Entries taken from a collection
= Beginning of Section =

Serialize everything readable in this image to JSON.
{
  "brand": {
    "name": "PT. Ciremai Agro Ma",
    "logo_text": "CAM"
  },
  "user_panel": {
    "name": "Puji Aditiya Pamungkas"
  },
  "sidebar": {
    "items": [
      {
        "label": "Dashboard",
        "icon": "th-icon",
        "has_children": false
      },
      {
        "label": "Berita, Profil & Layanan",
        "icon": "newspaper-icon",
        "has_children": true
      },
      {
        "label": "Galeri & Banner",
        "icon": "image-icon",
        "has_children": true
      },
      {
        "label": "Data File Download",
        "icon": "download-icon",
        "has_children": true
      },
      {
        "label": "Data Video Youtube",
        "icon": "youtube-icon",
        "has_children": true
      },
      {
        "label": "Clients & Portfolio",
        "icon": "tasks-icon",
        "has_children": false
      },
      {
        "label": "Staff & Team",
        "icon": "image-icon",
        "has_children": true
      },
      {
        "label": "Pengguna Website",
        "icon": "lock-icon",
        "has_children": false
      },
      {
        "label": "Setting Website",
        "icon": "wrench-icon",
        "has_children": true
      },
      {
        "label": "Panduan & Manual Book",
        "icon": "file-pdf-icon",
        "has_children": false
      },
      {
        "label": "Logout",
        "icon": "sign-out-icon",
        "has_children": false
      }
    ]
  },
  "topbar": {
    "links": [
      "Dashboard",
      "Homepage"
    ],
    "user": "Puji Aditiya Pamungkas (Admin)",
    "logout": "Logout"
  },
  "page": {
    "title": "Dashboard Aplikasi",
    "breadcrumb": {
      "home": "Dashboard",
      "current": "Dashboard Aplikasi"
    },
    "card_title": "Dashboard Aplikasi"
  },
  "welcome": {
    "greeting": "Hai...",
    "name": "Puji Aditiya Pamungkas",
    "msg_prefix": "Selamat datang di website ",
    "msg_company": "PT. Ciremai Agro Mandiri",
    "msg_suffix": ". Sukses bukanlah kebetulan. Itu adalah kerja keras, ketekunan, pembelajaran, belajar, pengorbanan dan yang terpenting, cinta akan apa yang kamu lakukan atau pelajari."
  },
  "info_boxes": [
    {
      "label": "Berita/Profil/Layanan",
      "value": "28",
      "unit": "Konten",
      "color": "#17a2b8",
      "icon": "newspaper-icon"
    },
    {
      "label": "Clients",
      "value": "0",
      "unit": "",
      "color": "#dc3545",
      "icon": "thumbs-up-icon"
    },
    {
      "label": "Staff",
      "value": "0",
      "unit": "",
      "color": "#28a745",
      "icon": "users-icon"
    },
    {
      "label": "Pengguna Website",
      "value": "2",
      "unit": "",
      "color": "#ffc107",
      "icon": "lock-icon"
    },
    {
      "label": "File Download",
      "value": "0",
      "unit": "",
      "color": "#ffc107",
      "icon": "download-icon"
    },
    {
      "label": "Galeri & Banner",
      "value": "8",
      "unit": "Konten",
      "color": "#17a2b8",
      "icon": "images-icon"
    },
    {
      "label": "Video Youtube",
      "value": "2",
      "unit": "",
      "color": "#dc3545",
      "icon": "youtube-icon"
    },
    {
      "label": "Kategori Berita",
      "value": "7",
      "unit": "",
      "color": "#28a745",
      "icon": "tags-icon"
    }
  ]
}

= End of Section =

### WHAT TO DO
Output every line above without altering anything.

### OUTPUT OF THE TASK
Serialize everything readable in this image to JSON.
{
  "brand": {
    "name": "PT. Ciremai Agro Ma",
    "logo_text": "CAM"
  },
  "user_panel": {
    "name": "Puji Aditiya Pamungkas"
  },
  "sidebar": {
    "items": [
      {
        "label": "Dashboard",
        "icon": "th-icon",
        "has_children": false
      },
      {
        "label": "Berita, Profil & Layanan",
        "icon": "newspaper-icon",
        "has_children": true
      },
      {
        "label": "Galeri & Banner",
        "icon": "image-icon",
        "has_children": true
      },
      {
        "label": "Data File Download",
        "icon": "download-icon",
        "has_children": true
      },
      {
        "label": "Data Video Youtube",
        "icon": "youtube-icon",
        "has_children": true
      },
      {
        "label": "Clients & Portfolio",
        "icon": "tasks-icon",
        "has_children": false
      },
      {
        "label": "Staff & Team",
        "icon": "image-icon",
        "has_children": true
      },
      {
        "label": "Pengguna Website",
        "icon": "lock-icon",
        "has_children": false
      },
      {
        "label": "Setting Website",
        "icon": "wrench-icon",
        "has_children": true
      },
      {
        "label": "Panduan & Manual Book",
        "icon": "file-pdf-icon",
        "has_children": false
      },
      {
        "label": "Logout",
        "icon": "sign-out-icon",
        "has_children": false
      }
    ]
  },
  "topbar": {
    "links": [
      "Dashboard",
      "Homepage"
    ],
    "user": "Puji Aditiya Pamungkas (Admin)",
    "logout": "Logout"
  },
  "page": {
    "title": "Dashboard Aplikasi",
    "breadcrumb": {
      "home": "Dashboard",
      "current": "Dashboard Aplikasi"
    },
    "card_title": "Dashboard Aplikasi"
  },
  "welcome": {
    "greeting": "Hai...",
    "name": "Puji Aditiya Pamungkas",
    "msg_prefix": "Selamat datang di website ",
    "msg_company": "PT. Ciremai Agro Mandiri",
    "msg_suffix": ". Sukses bukanlah kebetulan. Itu adalah kerja keras, ketekunan, pembelajaran, belajar, pengorbanan dan yang terpenting, cinta akan apa yang kamu lakukan atau pelajari."
  },
  "info_boxes": [
    {
      "label": "Berita/Profil/Layanan",
      "value": "28",
      "unit": "Konten",
      "color": "#17a2b8",
      "icon": "newspaper-icon"
    },
    {
      "label": "Clients",
      "value": "0",
      "unit": "",
      "color": "#dc3545",
      "icon": "thumbs-up-icon"
    },
    {
      "label": "Staff",
      "value": "0",
      "unit": "",
      "color": "#28a745",
      "icon": "users-icon"
    },
    {
      "label": "Pengguna Website",
      "value": "2",
      "unit": "",
      "color": "#ffc107",
      "icon": "lock-icon"
    },
    {
      "label": "File Download",
      "value": "0",
      "unit": "",
      "color": "#ffc107",
      "icon": "download-icon"
    },
    {
      "label": "Galeri & Banner",
      "value": "8",
      "unit": "Konten",
      "color": "#17a2b8",
      "icon": "images-icon"
    },
    {
      "label": "Video Youtube",
      "value": "2",
      "unit": "",
      "color": "#dc3545",
      "icon": "youtube-icon"
    },
    {
      "label": "Kategori Berita",
      "value": "7",
      "unit": "",
      "color": "#28a745",
      "icon": "tags-icon"
    }
  ]
}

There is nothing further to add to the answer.